University increasing size of Smith Hall
Smith Hall will receive a $156 million expansion within the next two years, in which the building will roughly double in size, according to BmoreMedia.
Smith primarily houses classrooms for science and mathematics courses.
Junior Rachel Bell described Smith Hall as “too small” for her and her classmates to complete some of their chemistry labs.
“My physical chemistry lab, for example, is shared with an organic chemistry lab,” Bell said. “There’s barely enough room for the 12 people in the section and it’s just really hard to get things done. All the machines for P. Chem are shoved to one side of the room and all 12 of us are awkwardly moving around each other to do various things.”
Director of Construction Services Scott Guckert told BmoreMedia that the project will eventually expand the building by 106,000 square feet.
As outlined in the original plan for the renovation, the project will not only focus on the overall size of the building.
Officials plan to reduce the energy use in Smith Hall by anywhere between 15 and 20 percent once the renovation is completed, according to the project’s outline online.
The newest construction projects on campus, the College of Liberal Arts building and West Village Commons, are both LEED certified, which means they exceed national requirements for energy conservation.

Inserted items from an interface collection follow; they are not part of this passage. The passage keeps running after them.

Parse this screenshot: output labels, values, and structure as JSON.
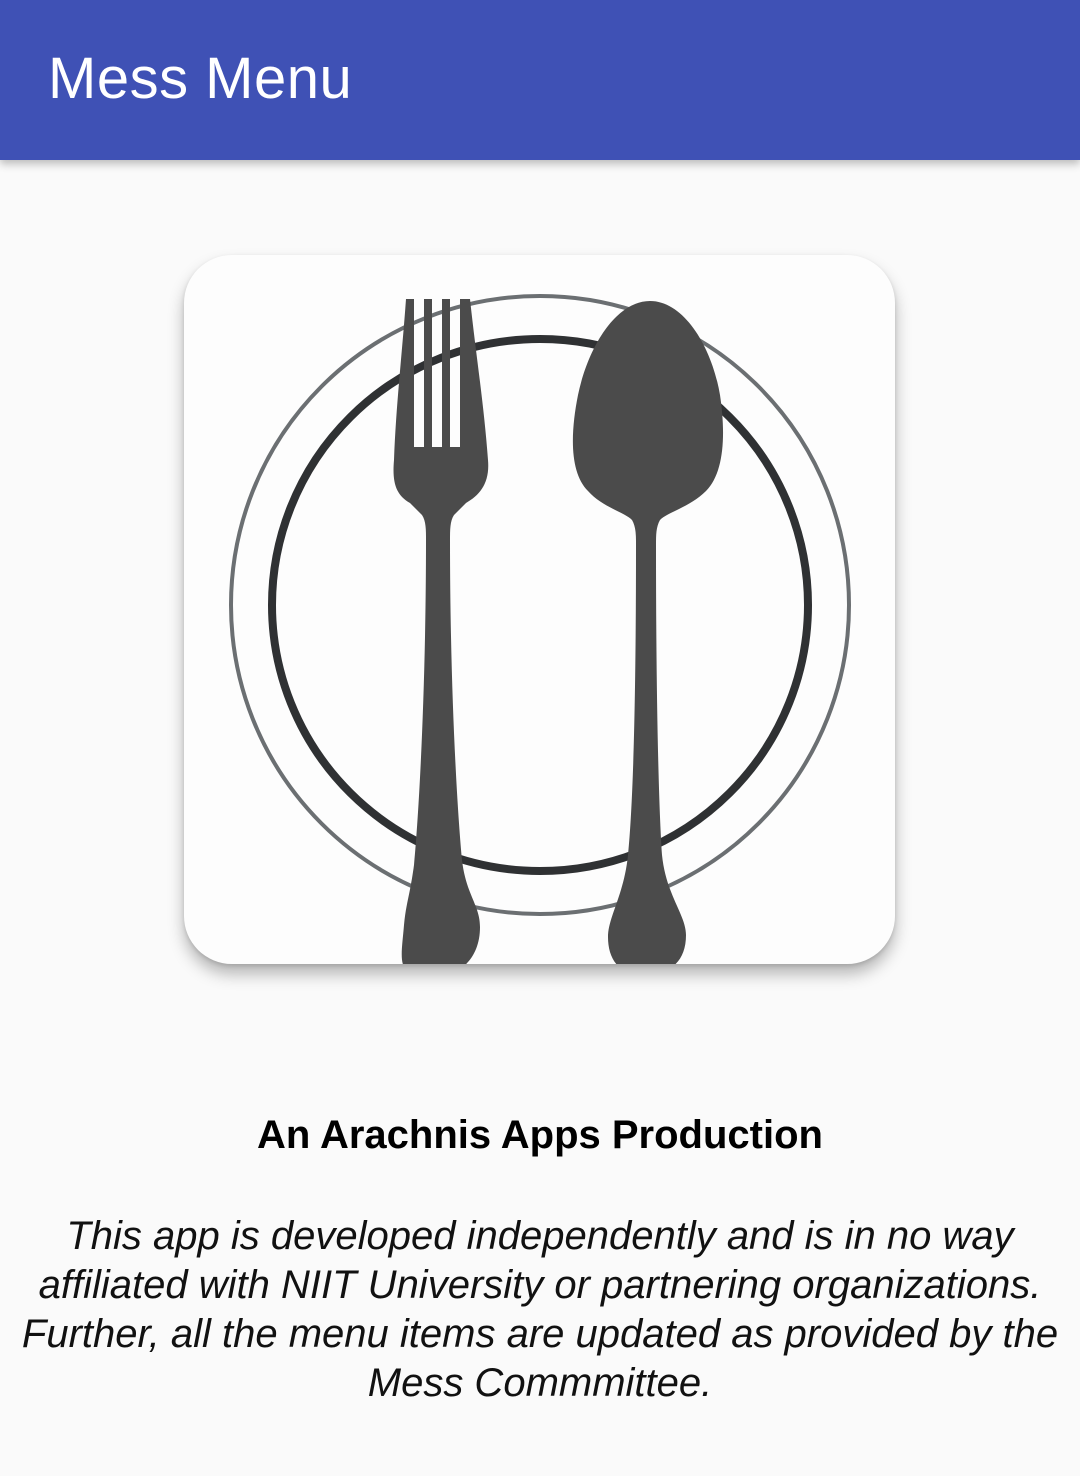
{
  "app_bar": {
    "title": "Mess Menu",
    "background_color": "#3f51b5"
  },
  "logo": {
    "icon": "plate-fork-spoon-icon"
  },
  "about": {
    "credit": "An Arachnis Apps Production",
    "disclaimer": "This app is developed independently and is in no way affiliated with NIIT University or partnering organizations. Further, all the menu items are updated as provided by the Mess Commmittee."
  }
}
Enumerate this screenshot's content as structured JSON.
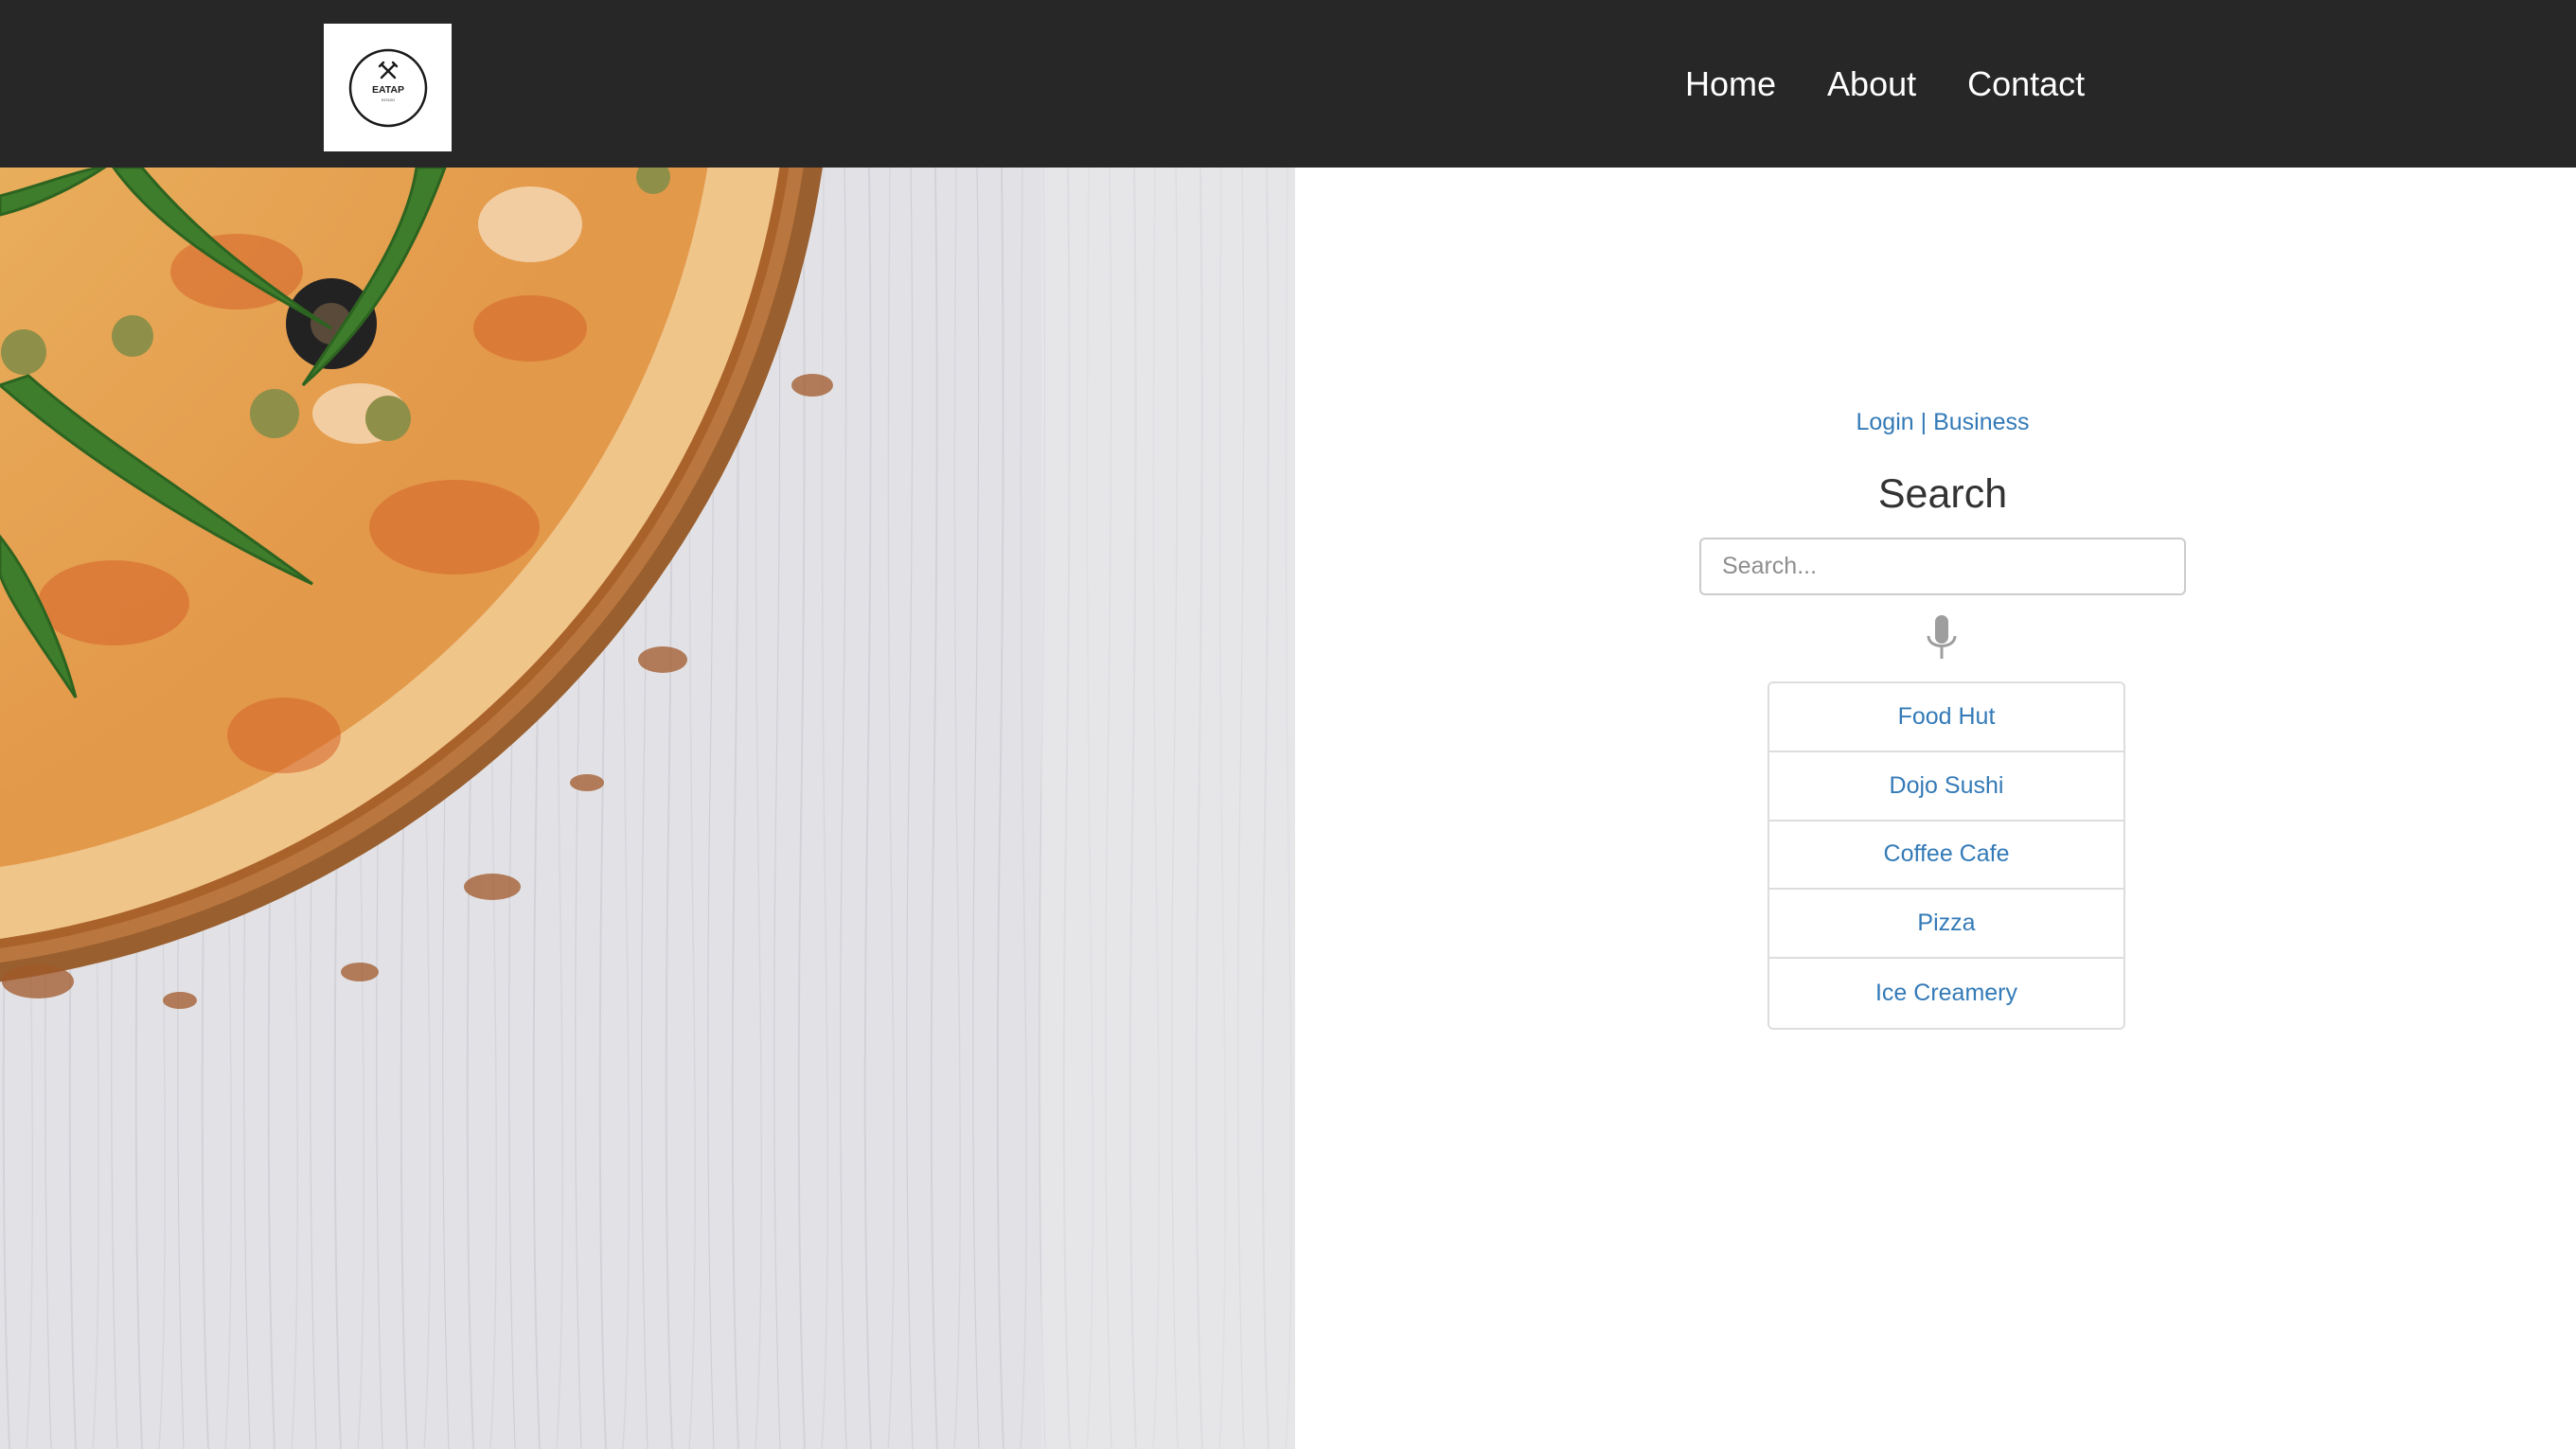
{
  "header": {
    "logo": {
      "text": "EATAP",
      "subtext": "EAT&GO",
      "icon": "fork-knife-icon"
    },
    "nav": [
      "Home",
      "About",
      "Contact"
    ]
  },
  "hero_image": {
    "description_icon": "pizza-photo"
  },
  "auth_links": {
    "login": "Login",
    "separator": "|",
    "business": "Business"
  },
  "search": {
    "title": "Search",
    "placeholder": "Search...",
    "voice_icon": "microphone-icon"
  },
  "results": [
    "Food Hut",
    "Dojo Sushi",
    "Coffee Cafe",
    "Pizza",
    "Ice Creamery"
  ],
  "colors": {
    "header_bg": "#272727",
    "link": "#337ab7",
    "title": "#333333",
    "border": "#dddddd"
  }
}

Administration has planned four other alternatives if the construction project does not go as planned.
Alternatives one and two would curtail instruction and program offerings in the science department to cut down on the number of students that would come into Smith Hall.
Another alternative was the demolishment of both Smith and Linthicum Halls, and the construction of a new building that would equal the size of the two halls combined.
The outline says that particular alternative would cost an estimated $220 million.
Even after the renovation is completed, Bell said she would like to see the school upgrade the equipment in many of the labs as well.
“I ran into this problem more in my physics classes,” she said. “Most of the stuff we used was old and just didn’t work anymore. The labs shouldn’t have taken the full three hours, but they usually did since most of the time we were trying to get stuff to work.”
Smith Hall was originally constructed in 1976. Towson students are required to take at least two science courses to graduate, all of which are offered in Smith Hall.